» Exercise instructions:
Return every line of the data below exactly, but do not include the images.
START Data supplied
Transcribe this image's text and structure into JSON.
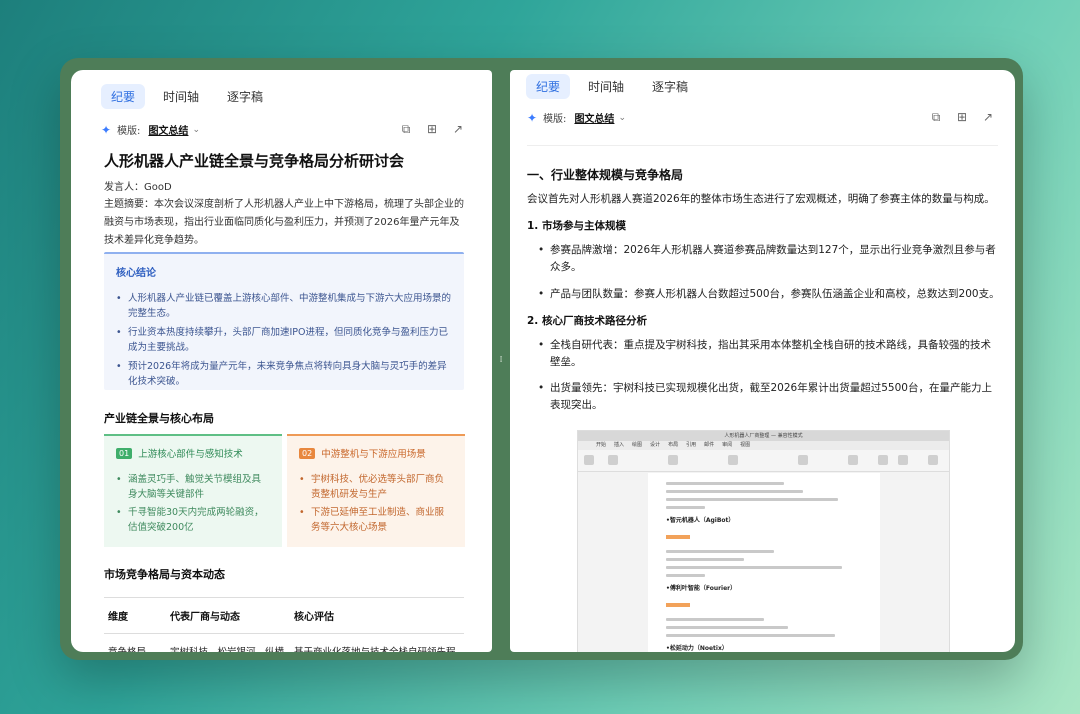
{
  "left": {
    "tabs": [
      "纪要",
      "时间轴",
      "逐字稿"
    ],
    "template_label": "模版:",
    "template_value": "图文总结",
    "title": "人形机器人产业链全景与竞争格局分析研讨会",
    "speaker": "发言人：GooD",
    "summary": "主题摘要：本次会议深度剖析了人形机器人产业上中下游格局，梳理了头部企业的融资与市场表现，指出行业面临同质化与盈利压力，并预测了2026年量产元年及技术差异化竞争趋势。",
    "conclusion": {
      "title": "核心结论",
      "items": [
        "人形机器人产业链已覆盖上游核心部件、中游整机集成与下游六大应用场景的完整生态。",
        "行业资本热度持续攀升，头部厂商加速IPO进程，但同质化竞争与盈利压力已成为主要挑战。",
        "预计2026年将成为量产元年，未来竞争焦点将转向具身大脑与灵巧手的差异化技术突破。"
      ]
    },
    "section1": "产业链全景与核心布局",
    "card_green": {
      "badge": "01",
      "title": "上游核心部件与感知技术",
      "items": [
        "涵盖灵巧手、触觉关节模组及具身大脑等关键部件",
        "千寻智能30天内完成两轮融资，估值突破200亿"
      ]
    },
    "card_orange": {
      "badge": "02",
      "title": "中游整机与下游应用场景",
      "items": [
        "宇树科技、优必选等头部厂商负责整机研发与生产",
        "下游已延伸至工业制造、商业服务等六大核心场景"
      ]
    },
    "section2": "市场竞争格局与资本动态",
    "table": {
      "headers": [
        "维度",
        "代表厂商与动态",
        "核心评估"
      ],
      "row": [
        "竞争格局",
        "宇树科技、松岩银河、纵横天宇等",
        "基于商业化落地与技术全栈自研领先程度处于头部，持续占据份额"
      ]
    }
  },
  "right": {
    "tabs": [
      "纪要",
      "时间轴",
      "逐字稿"
    ],
    "template_label": "模版:",
    "template_value": "图文总结",
    "h1": "一、行业整体规模与竞争格局",
    "intro": "会议首先对人形机器人赛道2026年的整体市场生态进行了宏观概述，明确了参赛主体的数量与构成。",
    "sub1": "1. 市场参与主体规模",
    "sub1_items": [
      "参赛品牌激增：2026年人形机器人赛道参赛品牌数量达到127个，显示出行业竞争激烈且参与者众多。",
      "产品与团队数量：参赛人形机器人台数超过500台，参赛队伍涵盖企业和高校，总数达到200支。"
    ],
    "sub2": "2. 核心厂商技术路径分析",
    "sub2_items": [
      "全栈自研代表：重点提及宇树科技，指出其采用本体整机全栈自研的技术路线，具备较强的技术壁垒。",
      "出货量领先：宇树科技已实现规模化出货，截至2026年累计出货量超过5500台，在量产能力上表现突出。"
    ],
    "doc": {
      "titlebar": "人形机器人厂商整理 — 兼容性模式",
      "menu": [
        "开始",
        "插入",
        "绘图",
        "设计",
        "布局",
        "引用",
        "邮件",
        "审阅",
        "视图"
      ],
      "heads": [
        "•智元机器人（AgiBot）",
        "•傅利叶智能（Fourier）",
        "•松延动力（Noetix）"
      ]
    }
  }
}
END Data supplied
» Exercise answer:
Transcribe this image's text and structure into JSON.
{
  "left": {
    "tabs": [
      "纪要",
      "时间轴",
      "逐字稿"
    ],
    "template_label": "模版:",
    "template_value": "图文总结",
    "title": "人形机器人产业链全景与竞争格局分析研讨会",
    "speaker": "发言人：GooD",
    "summary": "主题摘要：本次会议深度剖析了人形机器人产业上中下游格局，梳理了头部企业的融资与市场表现，指出行业面临同质化与盈利压力，并预测了2026年量产元年及技术差异化竞争趋势。",
    "conclusion": {
      "title": "核心结论",
      "items": [
        "人形机器人产业链已覆盖上游核心部件、中游整机集成与下游六大应用场景的完整生态。",
        "行业资本热度持续攀升，头部厂商加速IPO进程，但同质化竞争与盈利压力已成为主要挑战。",
        "预计2026年将成为量产元年，未来竞争焦点将转向具身大脑与灵巧手的差异化技术突破。"
      ]
    },
    "section1": "产业链全景与核心布局",
    "card_green": {
      "badge": "01",
      "title": "上游核心部件与感知技术",
      "items": [
        "涵盖灵巧手、触觉关节模组及具身大脑等关键部件",
        "千寻智能30天内完成两轮融资，估值突破200亿"
      ]
    },
    "card_orange": {
      "badge": "02",
      "title": "中游整机与下游应用场景",
      "items": [
        "宇树科技、优必选等头部厂商负责整机研发与生产",
        "下游已延伸至工业制造、商业服务等六大核心场景"
      ]
    },
    "section2": "市场竞争格局与资本动态",
    "table": {
      "headers": [
        "维度",
        "代表厂商与动态",
        "核心评估"
      ],
      "row": [
        "竞争格局",
        "宇树科技、松岩银河、纵横天宇等",
        "基于商业化落地与技术全栈自研领先程度处于头部，持续占据份额"
      ]
    }
  },
  "right": {
    "tabs": [
      "纪要",
      "时间轴",
      "逐字稿"
    ],
    "template_label": "模版:",
    "template_value": "图文总结",
    "h1": "一、行业整体规模与竞争格局",
    "intro": "会议首先对人形机器人赛道2026年的整体市场生态进行了宏观概述，明确了参赛主体的数量与构成。",
    "sub1": "1. 市场参与主体规模",
    "sub1_items": [
      "参赛品牌激增：2026年人形机器人赛道参赛品牌数量达到127个，显示出行业竞争激烈且参与者众多。",
      "产品与团队数量：参赛人形机器人台数超过500台，参赛队伍涵盖企业和高校，总数达到200支。"
    ],
    "sub2": "2. 核心厂商技术路径分析",
    "sub2_items": [
      "全栈自研代表：重点提及宇树科技，指出其采用本体整机全栈自研的技术路线，具备较强的技术壁垒。",
      "出货量领先：宇树科技已实现规模化出货，截至2026年累计出货量超过5500台，在量产能力上表现突出。"
    ],
    "doc": {
      "titlebar": "人形机器人厂商整理 — 兼容性模式",
      "menu": [
        "开始",
        "插入",
        "绘图",
        "设计",
        "布局",
        "引用",
        "邮件",
        "审阅",
        "视图"
      ],
      "heads": [
        "•智元机器人（AgiBot）",
        "•傅利叶智能（Fourier）",
        "•松延动力（Noetix）"
      ]
    }
  }
}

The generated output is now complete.